But what keeps them together? Certainly the ongoing passion in the topic at hand. But blogs are written by people and, just as in traditional communities, those people get to know one another and develop a sense of community and togetherness that extends beyond the common interest - or it deepens the sense of commonality. How do readers get to know the blog authors? It is almost natural that the author's personality will show up in his/her writing. Over time, regular readers will understand a slice of the author's personality and personal interests. Similarly the blog author gets to know the regular commenters and the authors of the other blogs in his/her reading sphere. This connection to people keeps blog communities alive and vibrant, to the point where blog-friends will check up on one another if things go quiet. Lilia Efimova did a great job of describing this particular aspect of blog communities in Weblog networks as social ecosystems. I appreciate the drawing she used to highlight the process of how a community develops amongst bloggers and readers.
Constructing blog communities
Businesses set aside time for their people to participate in a wide variety of communities, whether formal or informal. Could a company that wants to encourage the formation of communities use blogs as part of that effort?
The issue here is that blogging will require a commitment from the author. There is the basic commitment of time required to read and write materials. And then there is the long-term commitment to blog, because blog communities don't form overnight. It takes time for the blogger to find their voice, and it takes time to build that community of readers and other writers.
I suspect the best opportunity is to build upon existing communities and find those people who are blogging already - or who are considering taking up blogging. For example, bloggers could publicize the activities of an internal community to the company. Or, in the example of Microsoft, bloggers are writing publicly about internal projects. Not only are they connecting Microsoft to the larger world, but they are connecting the community of internal experts to a wider world of experts outside the company. This builds an even larger community in which these people participate.
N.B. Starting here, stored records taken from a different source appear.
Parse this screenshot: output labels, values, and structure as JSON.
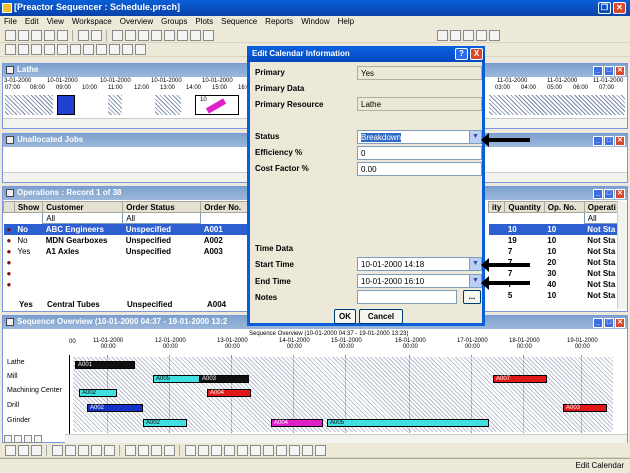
{
  "app": {
    "title": "[Preactor Sequencer : Schedule.prsch]"
  },
  "menu": [
    "File",
    "Edit",
    "View",
    "Workspace",
    "Overview",
    "Groups",
    "Plots",
    "Sequence",
    "Reports",
    "Window",
    "Help"
  ],
  "lathe_panel": {
    "title": "Lathe",
    "dates": [
      "3-01-2000",
      "10-01-2000",
      "10-01-2000",
      "10-01-2000",
      "10-01-2000",
      "10-01-2000"
    ],
    "times": [
      "07:00",
      "08:00",
      "09:00",
      "10:00",
      "11:00",
      "12:00",
      "13:00",
      "14:00",
      "15:00",
      "16:00"
    ],
    "right_dates": [
      "11-01-2000",
      "11-01-2000",
      "11-01-2000"
    ],
    "right_times": [
      "03:00",
      "04:00",
      "05:00",
      "06:00",
      "07:00"
    ],
    "bar_label": "10"
  },
  "unallocated_panel": {
    "title": "Unallocated Jobs"
  },
  "operations_panel": {
    "title": "Operations : Record 1 of 38",
    "headers": {
      "show": "Show",
      "customer": "Customer",
      "order_status": "Order Status",
      "order_no": "Order No.",
      "ity": "ity",
      "quantity": "Quantity",
      "op_no": "Op. No.",
      "operation": "Operati"
    },
    "filter_all": "All",
    "rows": [
      {
        "show": "No",
        "customer": "ABC Engineers",
        "status": "Unspecified",
        "order": "A001",
        "qty": "10",
        "op": "10",
        "opstatus": "Not Sta"
      },
      {
        "show": "No",
        "customer": "MDN Gearboxes",
        "status": "Unspecified",
        "order": "A002",
        "qty": "19",
        "op": "10",
        "opstatus": "Not Sta"
      },
      {
        "show": "Yes",
        "customer": "A1 Axles",
        "status": "Unspecified",
        "order": "A003",
        "qty": "7",
        "op": "10",
        "opstatus": "Not Sta"
      },
      {
        "show": "",
        "customer": "",
        "status": "",
        "order": "",
        "qty": "7",
        "op": "20",
        "opstatus": "Not Sta"
      },
      {
        "show": "",
        "customer": "",
        "status": "",
        "order": "",
        "qty": "7",
        "op": "30",
        "opstatus": "Not Sta"
      },
      {
        "show": "",
        "customer": "",
        "status": "",
        "order": "",
        "qty": "7",
        "op": "40",
        "opstatus": "Not Sta"
      },
      {
        "show": "Yes",
        "customer": "Central Tubes",
        "status": "Unspecified",
        "order": "A004",
        "qty": "5",
        "op": "10",
        "opstatus": "Not Sta"
      }
    ]
  },
  "sequence_panel": {
    "title": "Sequence Overview   (10-01-2000 04:37 - 19-01-2000 13:2",
    "header": "Sequence Overview   (10-01-2000 04:37 - 19-01-2000 13:23)",
    "days": [
      {
        "date": "11-01-2000",
        "time": "00:00"
      },
      {
        "date": "12-01-2000",
        "time": "00:00"
      },
      {
        "date": "13-01-2000",
        "time": "00:00"
      },
      {
        "date": "14-01-2000",
        "time": "00:00"
      },
      {
        "date": "15-01-2000",
        "time": "00:00"
      },
      {
        "date": "16-01-2000",
        "time": "00:00"
      },
      {
        "date": "17-01-2000",
        "time": "00:00"
      },
      {
        "date": "18-01-2000",
        "time": "00:00"
      },
      {
        "date": "19-01-2000",
        "time": "00:00"
      }
    ],
    "resources": [
      "Lathe",
      "Mill",
      "Machining Center",
      "Drill",
      "Grinder"
    ],
    "bar_labels": {
      "lathe": "A001",
      "mill1": "A005",
      "mill2": "A003",
      "mc1": "A002",
      "mc2": "A004",
      "mc3": "A007",
      "drill1": "A002",
      "drill2": "A003",
      "grinder1": "A002",
      "grinder2": "A004",
      "grinder3": "A005"
    },
    "axis_start": "00"
  },
  "dialog": {
    "title": "Edit Calendar Information",
    "primary_label": "Primary",
    "primary_value": "Yes",
    "primary_data_label": "Primary Data",
    "primary_resource_label": "Primary Resource",
    "primary_resource_value": "Lathe",
    "status_label": "Status",
    "status_value": "Breakdown",
    "efficiency_label": "Efficiency %",
    "efficiency_value": "0",
    "cost_label": "Cost Factor %",
    "cost_value": "0.00",
    "time_data_label": "Time Data",
    "start_label": "Start Time",
    "start_value": "10-01-2000 14:18",
    "end_label": "End Time",
    "end_value": "10-01-2000 16:10",
    "notes_label": "Notes",
    "notes_value": "",
    "ellipsis": "...",
    "ok": "OK",
    "cancel": "Cancel",
    "help": "?",
    "close": "X"
  },
  "status_bar": {
    "text": "Edit Calendar"
  },
  "colors": {
    "title_blue": "#0a5fd8",
    "selected_row": "#2e5fd0",
    "bar_blue": "#1432c8",
    "bar_cyan": "#40e0e0",
    "bar_red": "#e01818",
    "bar_magenta": "#e020c8",
    "bar_black": "#101010"
  }
}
Communities are about shared interest. Blogs are about individual interests. There are enough blogs out there that there are bound to be many bloggers who share the same interests, and thus are born communities of shared interest amongst blogs. Communities, whether blogs or otherwise, stick together because those common interests remain strong and the connections between the people engage the community members.
. Most blogs at least: the discussion about making things explicit came out of my statement that people wouldn't blog if they thought no one was reading. There are certainly opportunities to write for the sake of writing. Those blogs are not the ones that become part of communities.
. The most comments on a post at this blog have been 13, but only about 1/3 of my posts have comments at all. The average comments per post is 0.6 in total, and 1.9 for posts that have comments.
. Lilia Efimova and others argue that this linking behavior is much more indicative of community than are blogrolls, as it demonstrates an actual conversation around a shared topic. Blogrolls declare a shared interest, but don't demonstrate it. Check Lilia's two topic areas on blog communities and blog ecosystem.
. Technorati is probably the best-known blog-specific search engine. Others include PubSub, WayPath, Feedster, Blogger search, BlogPulse. All the big names offer blog-specific search too: Google, Yahoo. All of these services define their search space differently, which is why I like Talk Digger. A lot of people are talking about the search aggregator Gada.Be, but it isn't specific to blogs.